## PROBLEM TO SOLVE
Without the images, output each record below as it stands.
───── PROVIDED INFORMATION
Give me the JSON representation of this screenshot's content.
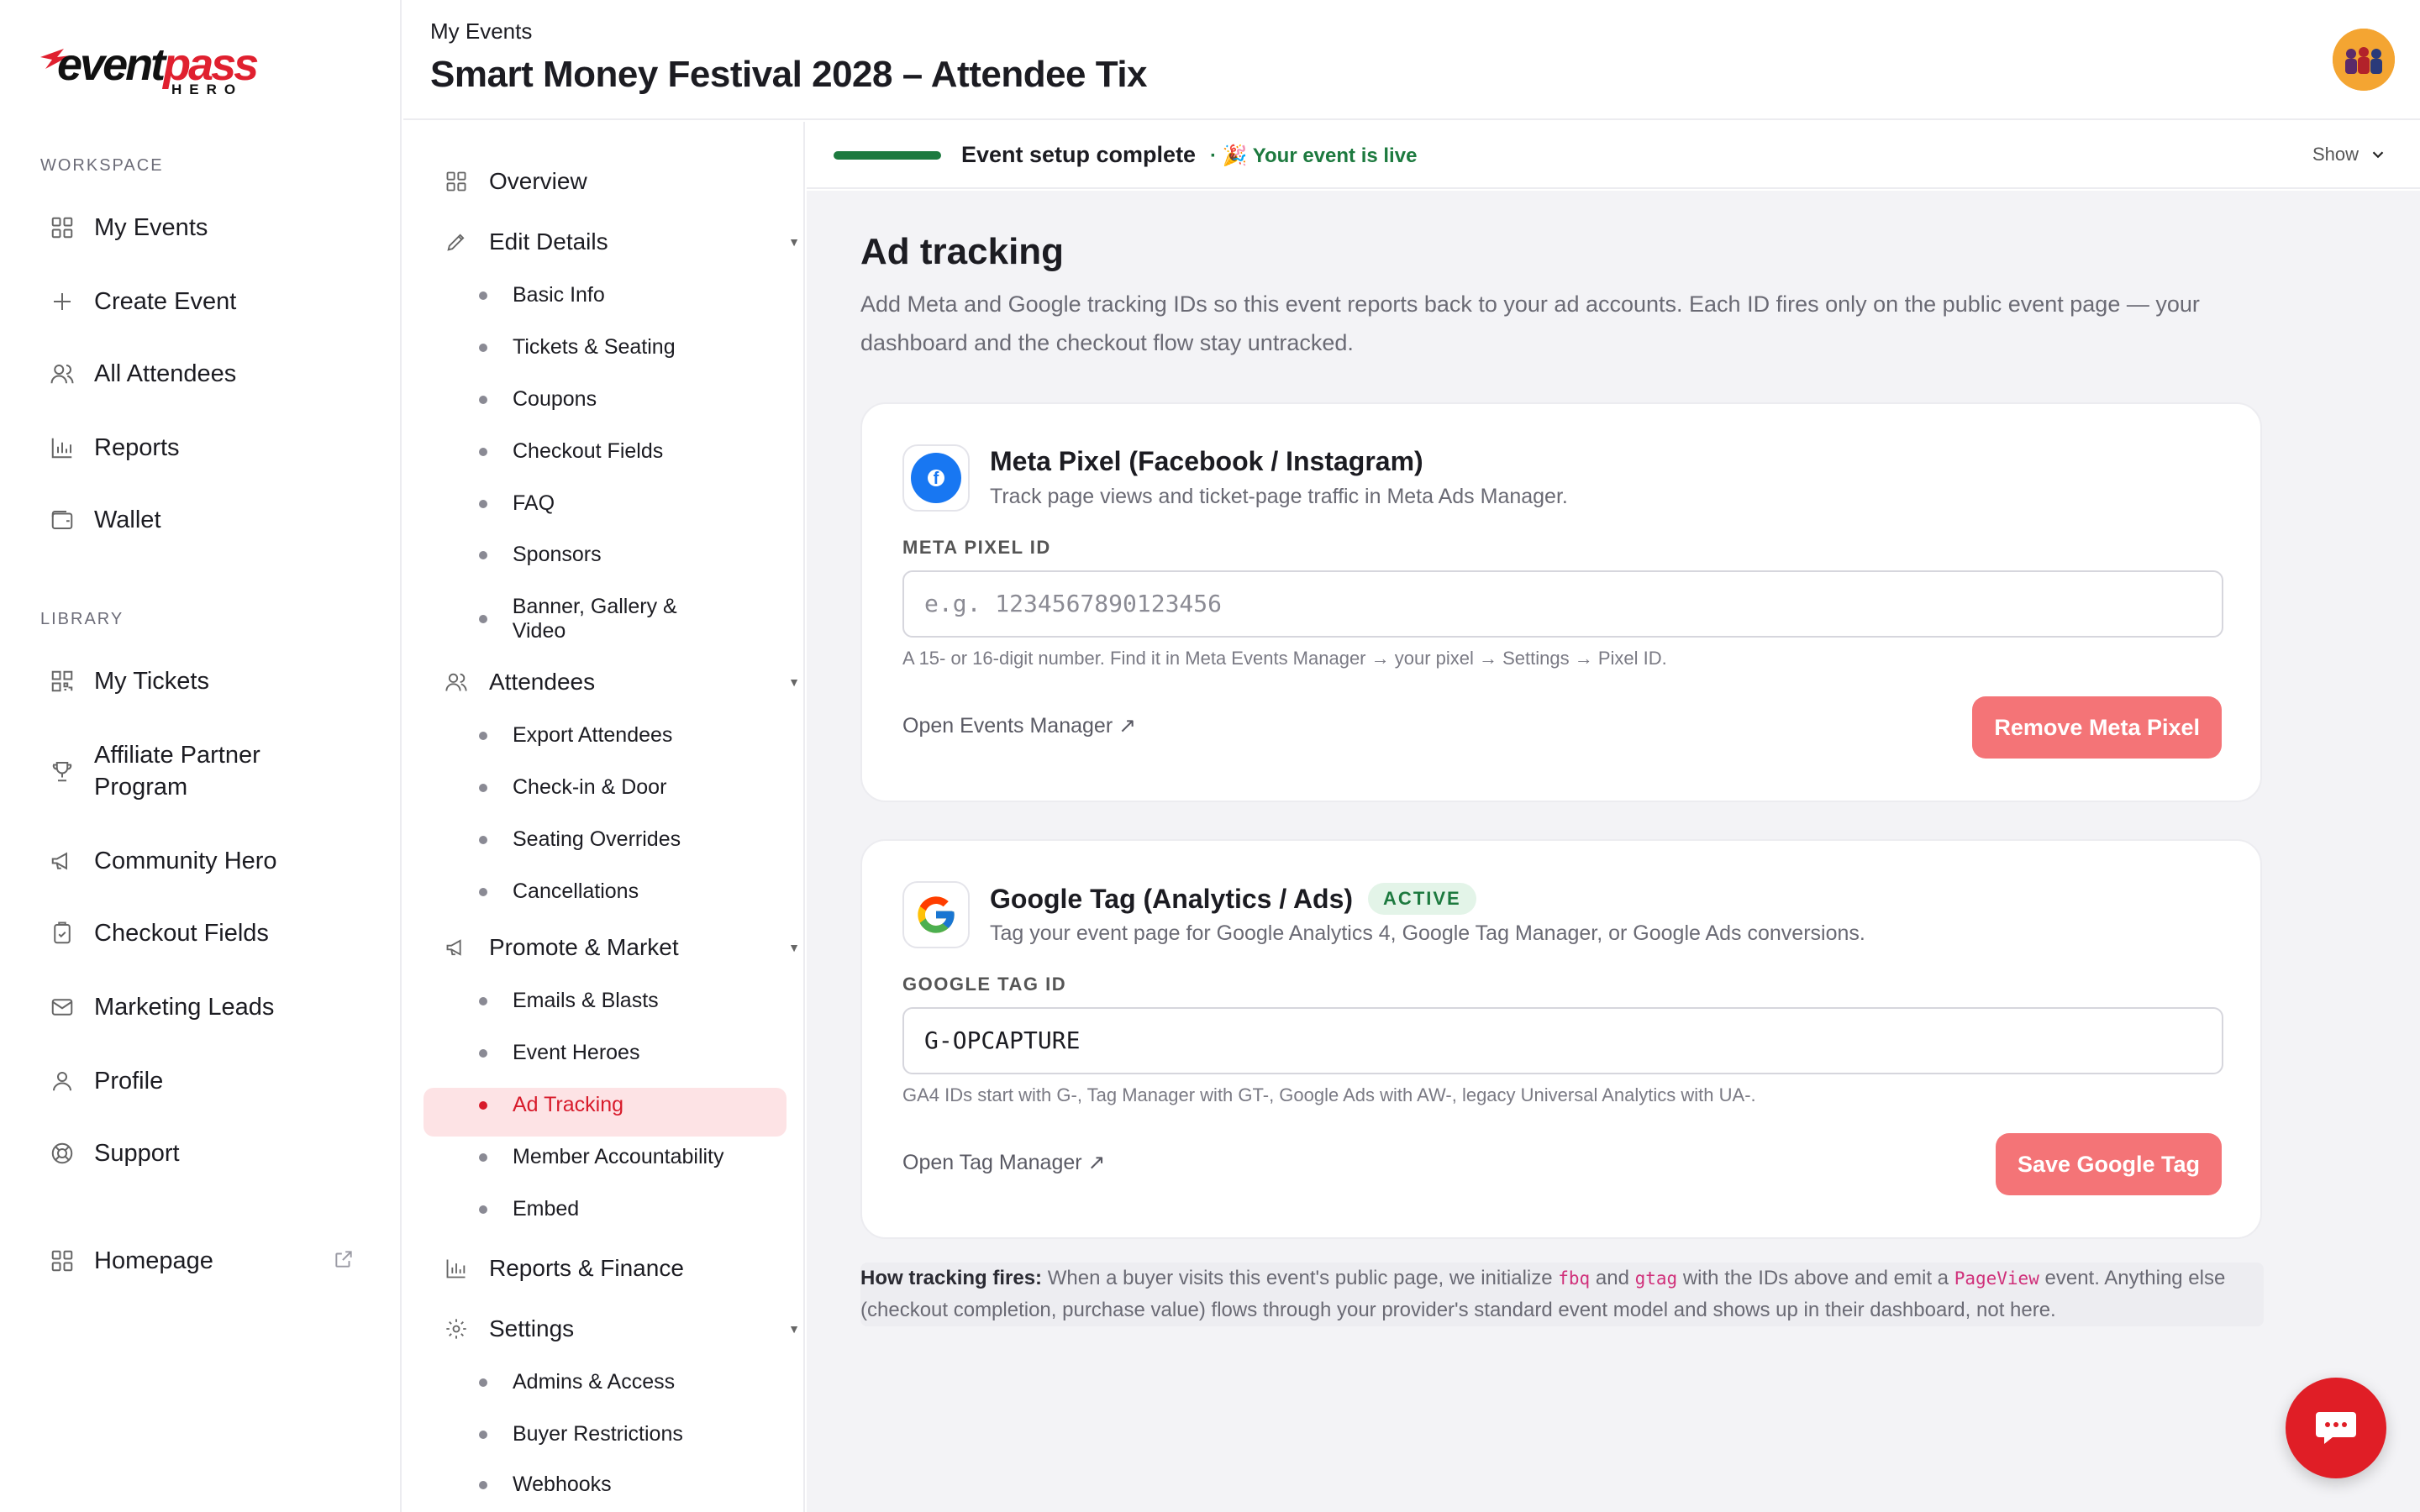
{
  "brand": {
    "word1": "event",
    "word2": "pass",
    "word3": "HERO"
  },
  "sidebar": {
    "workspace_label": "WORKSPACE",
    "library_label": "LIBRARY",
    "workspace": [
      {
        "label": "My Events",
        "icon": "grid-icon"
      },
      {
        "label": "Create Event",
        "icon": "plus-icon"
      },
      {
        "label": "All Attendees",
        "icon": "users-icon"
      },
      {
        "label": "Reports",
        "icon": "bar-chart-icon"
      },
      {
        "label": "Wallet",
        "icon": "wallet-icon"
      }
    ],
    "library": [
      {
        "label": "My Tickets",
        "icon": "qr-code-icon"
      },
      {
        "label": "Affiliate Partner Program",
        "icon": "trophy-icon"
      },
      {
        "label": "Community Hero",
        "icon": "megaphone-icon"
      },
      {
        "label": "Checkout Fields",
        "icon": "clipboard-check-icon"
      },
      {
        "label": "Marketing Leads",
        "icon": "mail-icon"
      },
      {
        "label": "Profile",
        "icon": "user-icon"
      },
      {
        "label": "Support",
        "icon": "lifebuoy-icon"
      }
    ],
    "homepage": "Homepage"
  },
  "header": {
    "breadcrumb": "My Events",
    "title": "Smart Money Festival 2028 – Attendee Tix"
  },
  "subnav": {
    "overview": "Overview",
    "edit_details": "Edit Details",
    "edit_items": [
      "Basic Info",
      "Tickets & Seating",
      "Coupons",
      "Checkout Fields",
      "FAQ",
      "Sponsors",
      "Banner, Gallery & Video"
    ],
    "attendees": "Attendees",
    "attendee_items": [
      "Export Attendees",
      "Check-in & Door",
      "Seating Overrides",
      "Cancellations"
    ],
    "promote": "Promote & Market",
    "promote_items": [
      "Emails & Blasts",
      "Event Heroes",
      "Ad Tracking",
      "Member Accountability",
      "Embed"
    ],
    "active_item": "Ad Tracking",
    "reports": "Reports & Finance",
    "settings": "Settings",
    "settings_items": [
      "Admins & Access",
      "Buyer Restrictions",
      "Webhooks"
    ]
  },
  "status": {
    "setup": "Event setup complete",
    "live": "· 🎉 Your event is live",
    "show": "Show",
    "progress": 1.0,
    "color": "#1d7a3f"
  },
  "main": {
    "title": "Ad tracking",
    "intro": "Add Meta and Google tracking IDs so this event reports back to your ad accounts. Each ID fires only on the public event page — your dashboard and the checkout flow stay untracked."
  },
  "meta": {
    "title": "Meta Pixel (Facebook / Instagram)",
    "subtitle": "Track page views and ticket-page traffic in Meta Ads Manager.",
    "field_label": "META PIXEL ID",
    "placeholder": "e.g. 1234567890123456",
    "hint": "A 15- or 16-digit number. Find it in Meta Events Manager → your pixel → Settings → Pixel ID.",
    "link": "Open Events Manager ↗",
    "button": "Remove Meta Pixel"
  },
  "google": {
    "title": "Google Tag (Analytics / Ads)",
    "badge": "ACTIVE",
    "subtitle": "Tag your event page for Google Analytics 4, Google Tag Manager, or Google Ads conversions.",
    "field_label": "GOOGLE TAG ID",
    "value": "G-OPCAPTURE",
    "hint": "GA4 IDs start with G-, Tag Manager with GT-, Google Ads with AW-, legacy Universal Analytics with UA-.",
    "link": "Open Tag Manager ↗",
    "button": "Save Google Tag"
  },
  "note": {
    "bold": "How tracking fires:",
    "t1": " When a buyer visits this event's public page, we initialize ",
    "c1": "fbq",
    "t2": " and ",
    "c2": "gtag",
    "t3": " with the IDs above and emit a ",
    "c3": "PageView",
    "t4": " event. Anything else (checkout completion, purchase value) flows through your provider's standard event model and shows up in their dashboard, not here."
  },
  "colors": {
    "accent": "#e01e26",
    "button": "#f47477",
    "active_bg": "#fde3e5"
  }
}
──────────
## FINISHED EXERCISE
Give me the JSON representation of this screenshot's content.
{
  "brand": {
    "word1": "event",
    "word2": "pass",
    "word3": "HERO"
  },
  "sidebar": {
    "workspace_label": "WORKSPACE",
    "library_label": "LIBRARY",
    "workspace": [
      {
        "label": "My Events",
        "icon": "grid-icon"
      },
      {
        "label": "Create Event",
        "icon": "plus-icon"
      },
      {
        "label": "All Attendees",
        "icon": "users-icon"
      },
      {
        "label": "Reports",
        "icon": "bar-chart-icon"
      },
      {
        "label": "Wallet",
        "icon": "wallet-icon"
      }
    ],
    "library": [
      {
        "label": "My Tickets",
        "icon": "qr-code-icon"
      },
      {
        "label": "Affiliate Partner Program",
        "icon": "trophy-icon"
      },
      {
        "label": "Community Hero",
        "icon": "megaphone-icon"
      },
      {
        "label": "Checkout Fields",
        "icon": "clipboard-check-icon"
      },
      {
        "label": "Marketing Leads",
        "icon": "mail-icon"
      },
      {
        "label": "Profile",
        "icon": "user-icon"
      },
      {
        "label": "Support",
        "icon": "lifebuoy-icon"
      }
    ],
    "homepage": "Homepage"
  },
  "header": {
    "breadcrumb": "My Events",
    "title": "Smart Money Festival 2028 – Attendee Tix"
  },
  "subnav": {
    "overview": "Overview",
    "edit_details": "Edit Details",
    "edit_items": [
      "Basic Info",
      "Tickets & Seating",
      "Coupons",
      "Checkout Fields",
      "FAQ",
      "Sponsors",
      "Banner, Gallery & Video"
    ],
    "attendees": "Attendees",
    "attendee_items": [
      "Export Attendees",
      "Check-in & Door",
      "Seating Overrides",
      "Cancellations"
    ],
    "promote": "Promote & Market",
    "promote_items": [
      "Emails & Blasts",
      "Event Heroes",
      "Ad Tracking",
      "Member Accountability",
      "Embed"
    ],
    "active_item": "Ad Tracking",
    "reports": "Reports & Finance",
    "settings": "Settings",
    "settings_items": [
      "Admins & Access",
      "Buyer Restrictions",
      "Webhooks"
    ]
  },
  "status": {
    "setup": "Event setup complete",
    "live": "· 🎉 Your event is live",
    "show": "Show",
    "progress": 1.0,
    "color": "#1d7a3f"
  },
  "main": {
    "title": "Ad tracking",
    "intro": "Add Meta and Google tracking IDs so this event reports back to your ad accounts. Each ID fires only on the public event page — your dashboard and the checkout flow stay untracked."
  },
  "meta": {
    "title": "Meta Pixel (Facebook / Instagram)",
    "subtitle": "Track page views and ticket-page traffic in Meta Ads Manager.",
    "field_label": "META PIXEL ID",
    "placeholder": "e.g. 1234567890123456",
    "hint": "A 15- or 16-digit number. Find it in Meta Events Manager → your pixel → Settings → Pixel ID.",
    "link": "Open Events Manager ↗",
    "button": "Remove Meta Pixel"
  },
  "google": {
    "title": "Google Tag (Analytics / Ads)",
    "badge": "ACTIVE",
    "subtitle": "Tag your event page for Google Analytics 4, Google Tag Manager, or Google Ads conversions.",
    "field_label": "GOOGLE TAG ID",
    "value": "G-OPCAPTURE",
    "hint": "GA4 IDs start with G-, Tag Manager with GT-, Google Ads with AW-, legacy Universal Analytics with UA-.",
    "link": "Open Tag Manager ↗",
    "button": "Save Google Tag"
  },
  "note": {
    "bold": "How tracking fires:",
    "t1": " When a buyer visits this event's public page, we initialize ",
    "c1": "fbq",
    "t2": " and ",
    "c2": "gtag",
    "t3": " with the IDs above and emit a ",
    "c3": "PageView",
    "t4": " event. Anything else (checkout completion, purchase value) flows through your provider's standard event model and shows up in their dashboard, not here."
  },
  "colors": {
    "accent": "#e01e26",
    "button": "#f47477",
    "active_bg": "#fde3e5"
  }
}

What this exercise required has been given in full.